Here is a suggestion of what things you should take to kit out your camping kitchen:
- Gas stove and plenty of spare bottles – you wouldn’t want to run out mid-event just because you needed that cup of coffee or your hot water bottle late at night
- Kettle – that is compatible with your gas stove
- Cutlery (knife, fork, spoon) and camping crockery (plates and mugs) – take a spare plate for raw meat during food prep
- Water carrier – useful to carry water back from the main tap so you’ve got it to hand
- Kitchen paper – helps keep things clean and mop up spills

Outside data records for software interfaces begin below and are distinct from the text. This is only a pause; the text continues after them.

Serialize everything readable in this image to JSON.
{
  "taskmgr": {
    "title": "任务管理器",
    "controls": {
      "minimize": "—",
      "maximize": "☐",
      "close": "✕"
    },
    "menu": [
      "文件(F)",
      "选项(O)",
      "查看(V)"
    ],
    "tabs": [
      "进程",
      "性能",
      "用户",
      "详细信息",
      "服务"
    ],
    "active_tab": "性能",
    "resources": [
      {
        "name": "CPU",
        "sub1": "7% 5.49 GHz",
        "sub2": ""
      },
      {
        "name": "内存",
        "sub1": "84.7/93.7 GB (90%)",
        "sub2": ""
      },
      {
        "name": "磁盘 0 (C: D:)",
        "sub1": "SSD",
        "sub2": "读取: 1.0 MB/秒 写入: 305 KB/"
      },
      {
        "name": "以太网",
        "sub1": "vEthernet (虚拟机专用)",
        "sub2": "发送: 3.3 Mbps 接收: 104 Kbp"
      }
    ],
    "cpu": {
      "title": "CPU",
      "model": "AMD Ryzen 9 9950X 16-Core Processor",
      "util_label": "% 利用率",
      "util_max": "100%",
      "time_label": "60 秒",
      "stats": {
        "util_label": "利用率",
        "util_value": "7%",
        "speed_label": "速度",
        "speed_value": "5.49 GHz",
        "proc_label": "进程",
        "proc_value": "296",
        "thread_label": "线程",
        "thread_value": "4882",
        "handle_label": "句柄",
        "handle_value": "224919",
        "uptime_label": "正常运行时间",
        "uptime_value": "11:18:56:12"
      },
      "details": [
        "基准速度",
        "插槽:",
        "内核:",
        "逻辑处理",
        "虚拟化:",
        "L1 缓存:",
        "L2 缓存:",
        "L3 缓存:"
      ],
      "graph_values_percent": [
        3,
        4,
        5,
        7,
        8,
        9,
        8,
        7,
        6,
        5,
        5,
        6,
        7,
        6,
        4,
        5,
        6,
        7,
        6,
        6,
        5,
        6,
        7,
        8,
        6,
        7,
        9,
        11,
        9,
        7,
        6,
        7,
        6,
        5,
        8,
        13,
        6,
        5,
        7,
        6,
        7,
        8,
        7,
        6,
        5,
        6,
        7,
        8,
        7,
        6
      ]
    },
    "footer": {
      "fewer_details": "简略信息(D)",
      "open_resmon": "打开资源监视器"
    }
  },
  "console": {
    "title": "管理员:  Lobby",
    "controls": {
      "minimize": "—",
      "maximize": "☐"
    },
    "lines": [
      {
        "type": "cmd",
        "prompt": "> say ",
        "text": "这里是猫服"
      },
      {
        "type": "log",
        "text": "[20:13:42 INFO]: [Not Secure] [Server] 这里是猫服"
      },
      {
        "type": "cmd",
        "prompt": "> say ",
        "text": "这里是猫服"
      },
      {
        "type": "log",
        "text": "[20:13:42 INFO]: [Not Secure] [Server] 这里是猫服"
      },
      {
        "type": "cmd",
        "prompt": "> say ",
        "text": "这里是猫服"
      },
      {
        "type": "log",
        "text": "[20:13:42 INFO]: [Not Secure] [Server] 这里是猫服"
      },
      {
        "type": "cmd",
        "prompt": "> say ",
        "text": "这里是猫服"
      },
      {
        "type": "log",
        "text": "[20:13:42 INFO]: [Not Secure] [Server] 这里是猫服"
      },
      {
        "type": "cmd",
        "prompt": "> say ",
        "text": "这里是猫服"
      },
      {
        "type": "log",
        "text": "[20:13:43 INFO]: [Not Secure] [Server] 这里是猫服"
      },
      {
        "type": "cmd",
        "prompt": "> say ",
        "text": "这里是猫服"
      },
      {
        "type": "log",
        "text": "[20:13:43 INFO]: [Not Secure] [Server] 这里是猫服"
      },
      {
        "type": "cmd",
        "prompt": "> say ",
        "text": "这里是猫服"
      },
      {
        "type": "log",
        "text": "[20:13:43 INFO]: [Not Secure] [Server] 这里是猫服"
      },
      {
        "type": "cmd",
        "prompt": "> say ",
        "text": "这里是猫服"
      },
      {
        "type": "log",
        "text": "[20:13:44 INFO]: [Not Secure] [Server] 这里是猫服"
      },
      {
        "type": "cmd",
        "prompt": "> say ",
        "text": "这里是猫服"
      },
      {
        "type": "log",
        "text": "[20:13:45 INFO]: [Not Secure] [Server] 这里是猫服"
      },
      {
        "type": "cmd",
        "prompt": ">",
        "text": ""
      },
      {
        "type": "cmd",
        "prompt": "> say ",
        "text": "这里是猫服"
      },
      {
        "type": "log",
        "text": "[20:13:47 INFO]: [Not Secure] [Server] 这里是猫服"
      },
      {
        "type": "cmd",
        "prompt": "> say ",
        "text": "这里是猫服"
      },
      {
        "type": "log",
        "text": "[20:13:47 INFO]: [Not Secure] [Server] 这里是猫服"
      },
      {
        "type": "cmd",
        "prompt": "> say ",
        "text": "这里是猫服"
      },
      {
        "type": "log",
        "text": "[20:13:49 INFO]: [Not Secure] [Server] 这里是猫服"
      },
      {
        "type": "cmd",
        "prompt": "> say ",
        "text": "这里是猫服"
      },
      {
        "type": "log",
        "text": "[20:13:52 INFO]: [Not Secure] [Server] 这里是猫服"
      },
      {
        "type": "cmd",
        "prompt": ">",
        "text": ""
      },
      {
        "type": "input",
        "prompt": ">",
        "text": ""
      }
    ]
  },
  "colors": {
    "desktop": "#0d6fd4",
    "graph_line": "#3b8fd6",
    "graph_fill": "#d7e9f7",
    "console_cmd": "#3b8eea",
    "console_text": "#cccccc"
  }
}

- Heavy duty bin bags – useful for being an actual bin, useful for tidying up wet or dirty kit for the return journey, useful in so many ways
- Lighter or matches or both – just in case your automatic striker on the gas stove doesn’t work
- Tin opener – if needed
- Salt and pepper and any spices you need for cooking – if you like to season your food during / after cooking
- Frying pan / mess tins / camping pot(s) – things to cook food on / in depending on what you’re cooking
- Spatula or cooking spoon – something to stir your fry up or food whilst cooking
- Some form of table (static or folding) to put your gas stove on or use as a stable surface to prep food / eat
- Chopping board and at least one sharp knife
- Cooking oil
- Tin foil – wrap up food to cook later or jacket potatoes for the bonfire
- Washing up bowl and scrubber and at least one tea towel – once you’ve cooked you’ll need to wash up, though you might be able to wash up at communal facilities on the campsite
Plan your meals in advance and pack your cooler so your last days of food are at the bottom and the stuff you need first is at the top. Coolers work better when full and it saves you having to rummage when you’re keen to get some food and get back to the game.
For other tips on packing for camping or taking a camping kitchen, I include “Camping With Style’s” helpful topics.
For further guides to LARPing and camping, I include the links below to previous articles. Happy fest season!